=== Section Start ===
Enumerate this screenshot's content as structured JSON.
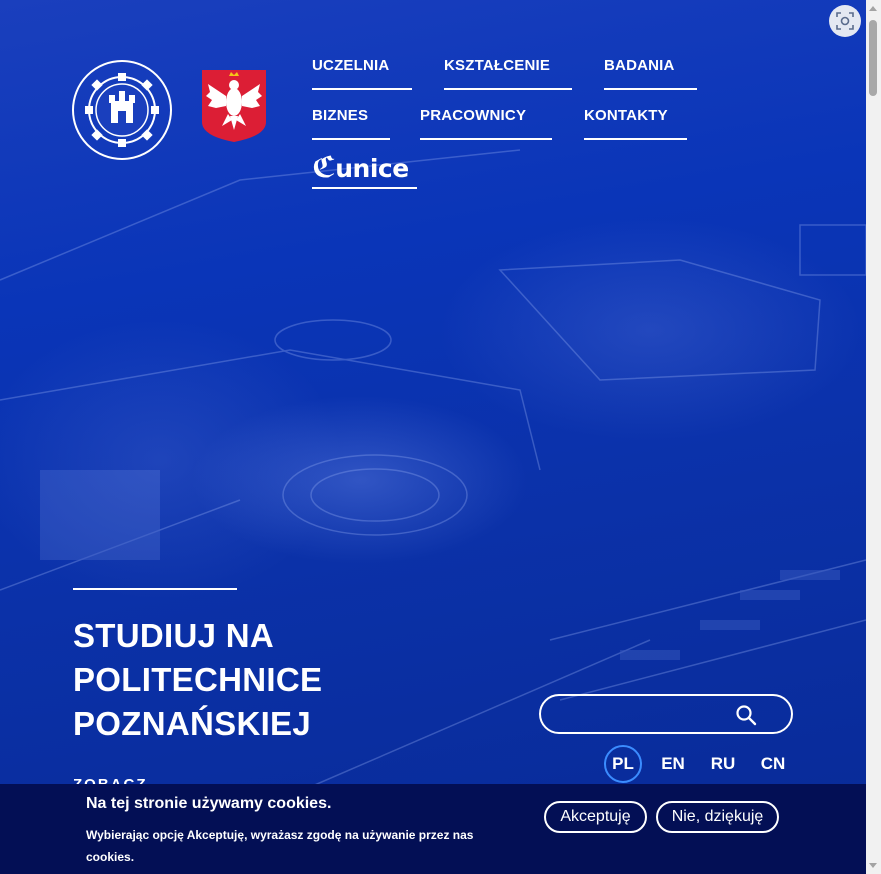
{
  "header": {
    "logo_alt": "POLITECHNIKA POZNAŃSKA · POZNAN UNIVERSITY OF TECHNOLOGY",
    "nav": [
      {
        "label": "UCZELNIA"
      },
      {
        "label": "KSZTAŁCENIE"
      },
      {
        "label": "BADANIA"
      },
      {
        "label": "BIZNES"
      },
      {
        "label": "PRACOWNICY"
      },
      {
        "label": "KONTAKTY"
      },
      {
        "label": "unice"
      }
    ]
  },
  "hero": {
    "title": "STUDIUJ NA POLITECHNICE POZNAŃSKIEJ",
    "subtitle": "ZOBACZ"
  },
  "search": {
    "value": "",
    "placeholder": ""
  },
  "languages": [
    {
      "code": "PL",
      "active": true
    },
    {
      "code": "EN",
      "active": false
    },
    {
      "code": "RU",
      "active": false
    },
    {
      "code": "CN",
      "active": false
    }
  ],
  "cookie": {
    "title": "Na tej stronie używamy cookies.",
    "text": "Wybierając opcję Akceptuję, wyrażasz zgodę na używanie przez nas cookies.",
    "accept_label": "Akceptuję",
    "decline_label": "Nie, dziękuję"
  },
  "colors": {
    "hero_tint": "#0b31a8",
    "cookie_bg": "#030f55",
    "active_lang_ring": "#3b8cff"
  },
  "icons": {
    "accessibility": "focus-scan-icon",
    "search": "search-icon"
  }
}
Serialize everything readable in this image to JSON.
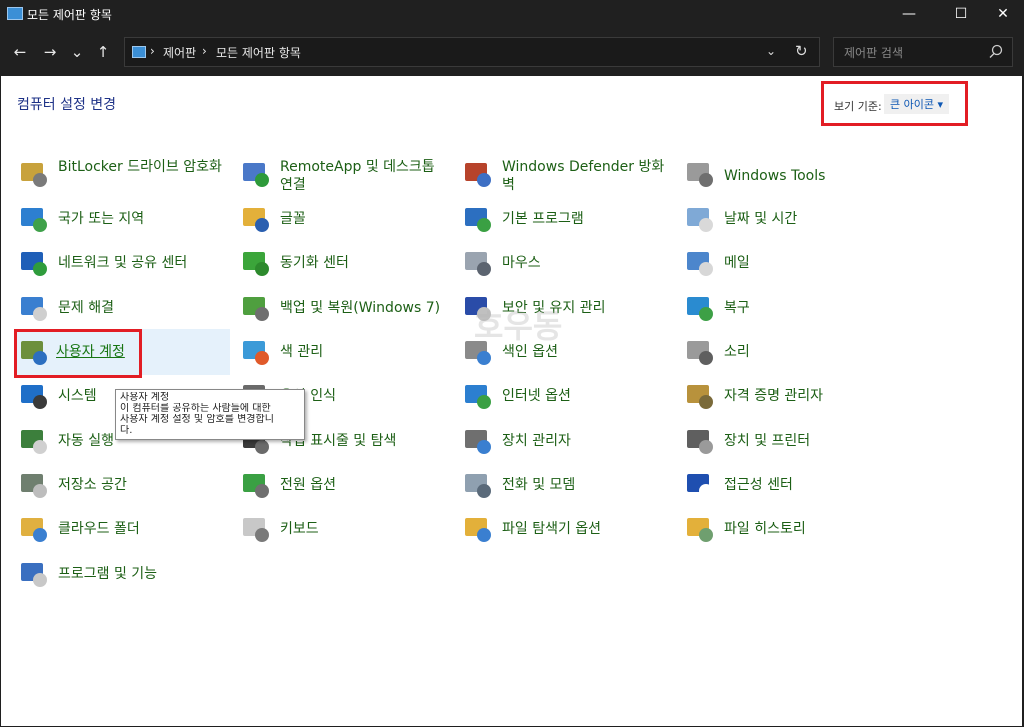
{
  "window": {
    "title": "모든 제어판 항목",
    "minimize": "—",
    "maximize": "☐",
    "close": "✕"
  },
  "nav": {
    "back": "←",
    "forward": "→",
    "recent": "⌄",
    "up": "↑"
  },
  "address": {
    "sep": "›",
    "crumbs": [
      "제어판",
      "모든 제어판 항목"
    ],
    "dropdown": "⌄",
    "refresh": "↻"
  },
  "search": {
    "placeholder": "제어판 검색"
  },
  "header": {
    "title": "컴퓨터 설정 변경",
    "viewby_label": "보기 기준:",
    "viewby_value": "큰 아이콘 ▾"
  },
  "items": [
    {
      "label": "BitLocker 드라이브 암호화",
      "icon": "bitlocker-icon"
    },
    {
      "label": "RemoteApp 및 데스크톱 연결",
      "icon": "remoteapp-icon"
    },
    {
      "label": "Windows Defender 방화벽",
      "icon": "firewall-icon"
    },
    {
      "label": "Windows Tools",
      "icon": "tools-gear-icon"
    },
    {
      "label": "국가 또는 지역",
      "icon": "globe-icon"
    },
    {
      "label": "글꼴",
      "icon": "font-icon"
    },
    {
      "label": "기본 프로그램",
      "icon": "default-programs-icon"
    },
    {
      "label": "날짜 및 시간",
      "icon": "calendar-clock-icon"
    },
    {
      "label": "네트워크 및 공유 센터",
      "icon": "network-icon"
    },
    {
      "label": "동기화 센터",
      "icon": "sync-icon"
    },
    {
      "label": "마우스",
      "icon": "mouse-icon"
    },
    {
      "label": "메일",
      "icon": "mail-icon"
    },
    {
      "label": "문제 해결",
      "icon": "troubleshoot-icon"
    },
    {
      "label": "백업 및 복원(Windows 7)",
      "icon": "backup-icon"
    },
    {
      "label": "보안 및 유지 관리",
      "icon": "security-flag-icon"
    },
    {
      "label": "복구",
      "icon": "recovery-icon"
    },
    {
      "label": "사용자 계정",
      "icon": "user-accounts-icon"
    },
    {
      "label": "색 관리",
      "icon": "color-management-icon"
    },
    {
      "label": "색인 옵션",
      "icon": "indexing-icon"
    },
    {
      "label": "소리",
      "icon": "speaker-icon"
    },
    {
      "label": "시스템",
      "icon": "system-monitor-icon"
    },
    {
      "label": "음성 인식",
      "icon": "microphone-icon"
    },
    {
      "label": "인터넷 옵션",
      "icon": "internet-options-icon"
    },
    {
      "label": "자격 증명 관리자",
      "icon": "credential-vault-icon"
    },
    {
      "label": "자동 실행",
      "icon": "autoplay-icon"
    },
    {
      "label": "작업 표시줄 및 탐색",
      "icon": "taskbar-icon"
    },
    {
      "label": "장치 관리자",
      "icon": "device-manager-icon"
    },
    {
      "label": "장치 및 프린터",
      "icon": "printer-icon"
    },
    {
      "label": "저장소 공간",
      "icon": "storage-spaces-icon"
    },
    {
      "label": "전원 옵션",
      "icon": "power-options-icon"
    },
    {
      "label": "전화 및 모뎀",
      "icon": "phone-modem-icon"
    },
    {
      "label": "접근성 센터",
      "icon": "accessibility-icon"
    },
    {
      "label": "클라우드 폴더",
      "icon": "cloud-folder-icon"
    },
    {
      "label": "키보드",
      "icon": "keyboard-icon"
    },
    {
      "label": "파일 탐색기 옵션",
      "icon": "folder-options-icon"
    },
    {
      "label": "파일 히스토리",
      "icon": "file-history-icon"
    },
    {
      "label": "프로그램 및 기능",
      "icon": "programs-features-icon"
    }
  ],
  "tooltip": {
    "title": "사용자 계정",
    "line1": "이 컴퓨터를 공유하는 사람들에 대한",
    "line2": "사용자 계정 설정 및 암호를 변경합니",
    "line3": "다."
  },
  "watermark": "호우동"
}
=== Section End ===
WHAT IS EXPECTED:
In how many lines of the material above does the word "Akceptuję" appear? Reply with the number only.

FINISHED EXERCISE:
2